How A Mistake Caused Someone To Pay Over $5,700 For One Coffee

Colorado's largest hotel had a rough year in 2020. The Gaylord Rockies Resort & Convention Center was closed for at least three months last year, due to the COVID-19 pandemic (via The Denver Post). So the resort's Marketplace convenience store must have been thrilled to receive a payment of more than $5,700 for a cup of coffee on Christmas Eve. Talk about a holiday bonus! Except, the woman who purchased the cinnamon dolce latte at the Gaylord wasn't trying to buy the world's most expensive espresso drink (via Denver7). As it turned out, the barista entered the drink's price twice, resulting in a charge of $5,705.70 to Aurora resident Lisa Angello's debit card. Angello didn't notice until her bank notified her of an insufficient funds fee.

It's hard to pay for other essentials such as a mortgage and car notes if you're going to spend four figures on a latte. Clearly, a refund was in order. We don't know exactly how Angello juggled her finances, but it did take nearly a full month for the Gaylord to refund her the $5,000-plus. (No word on whether they asked whether she'd like to leave a tip.) But Angello's bank never got the money, so after initially crediting her account for the overcharge, they took the money back out.

The coffee buyer waited more than two months for her $5,700 refund

Don't you love it when those consumer-protection segments on the local TV news can cut through the red tape and solve a viewer's dispute with a business after all previous efforts had failed?

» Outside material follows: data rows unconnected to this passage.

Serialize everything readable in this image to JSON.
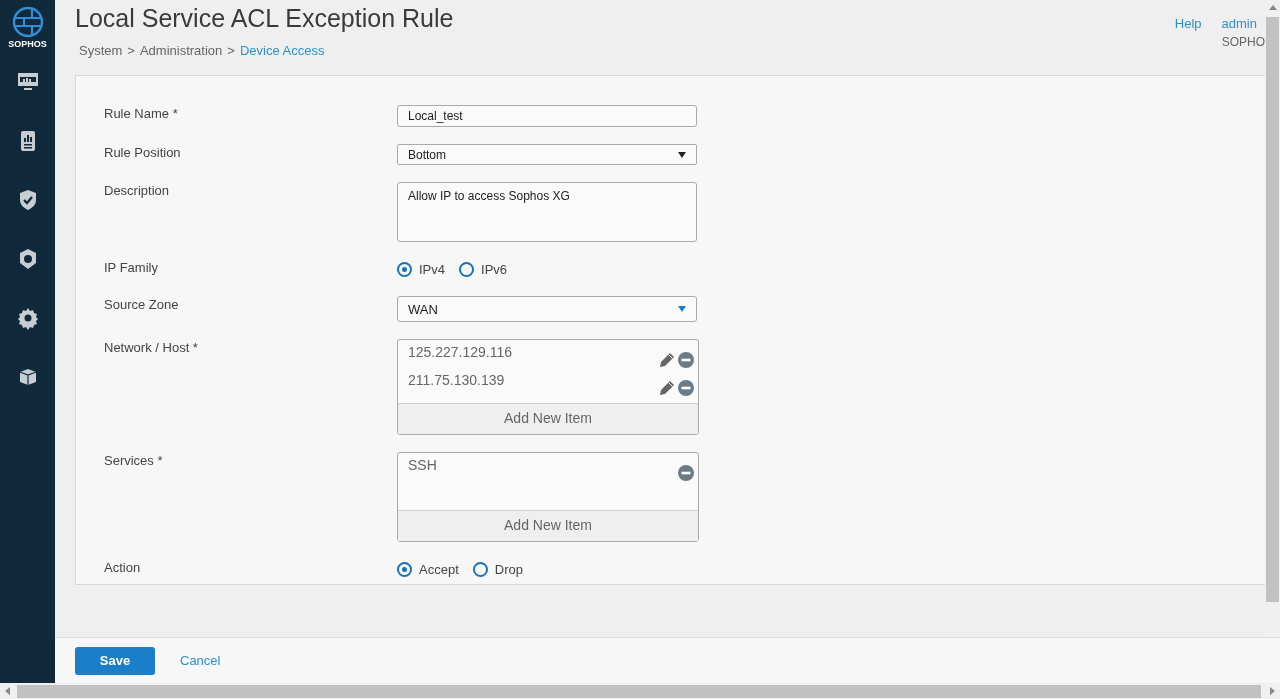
{
  "sidebar": {
    "logo_text": "SOPHOS"
  },
  "header": {
    "title": "Local Service ACL Exception Rule",
    "breadcrumb": [
      {
        "text": "System",
        "kind": "text"
      },
      {
        "text": "Administration",
        "kind": "text"
      },
      {
        "text": "Device Access",
        "kind": "link"
      }
    ],
    "separator": ">",
    "help": "Help",
    "user": "admin",
    "company": "SOPHO"
  },
  "form": {
    "fields": [
      {
        "kind": "text",
        "label": "Rule Name *",
        "value": "Local_test"
      },
      {
        "kind": "select",
        "label": "Rule Position",
        "value": "Bottom"
      },
      {
        "kind": "textarea",
        "label": "Description",
        "value": "Allow IP to access Sophos XG"
      },
      {
        "kind": "radio",
        "label": "IP Family",
        "options": [
          {
            "label": "IPv4",
            "selected": true
          },
          {
            "label": "IPv6",
            "selected": false
          }
        ]
      },
      {
        "kind": "dropdown",
        "label": "Source Zone",
        "value": "WAN"
      },
      {
        "kind": "list",
        "label": "Network / Host *",
        "items": [
          {
            "text": "125.227.129.116",
            "editable": true
          },
          {
            "text": "211.75.130.139",
            "editable": true
          }
        ],
        "add_label": "Add New Item"
      },
      {
        "kind": "list",
        "label": "Services *",
        "items": [
          {
            "text": "SSH",
            "editable": false
          }
        ],
        "add_label": "Add New Item"
      },
      {
        "kind": "radio",
        "label": "Action",
        "options": [
          {
            "label": "Accept",
            "selected": true
          },
          {
            "label": "Drop",
            "selected": false
          }
        ]
      }
    ]
  },
  "footer": {
    "save": "Save",
    "cancel": "Cancel"
  }
}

Contact Denver7 got involved in Ms. Angello's case in March. They drove out to the Gaylord to order a coffee and ask some hard-nosed questions: Didn't a single customer spending nearly $6,000 in your shop raise any red flags? Didn't it seem a little strange that, on Christmas Eve, one of your baristas suddenly yelled, "I'm rich!" and ran out of the store, never to be seen again? (OK, that didn't really happen.) Denver7 also hounded Angello's bank, USAA, which said they were working on the problem. Then, just a couple of hours after the TV news had contacted USAA, the bank put the money back in Angello's account.

This story has a footnote that didn't get a lot of attention in the Contact Denver7 segment. This little twist doesn't appear in the online story and is only briefly mentioned at the end of the video report (via YouTube). The refund the Gaylord processed in January would have gone through if Angello hadn't canceled her debit card, claiming fraud. Angello would have been better off keeping her card because the case of the $5,700 latte wasn't fraud. It was more like a typo.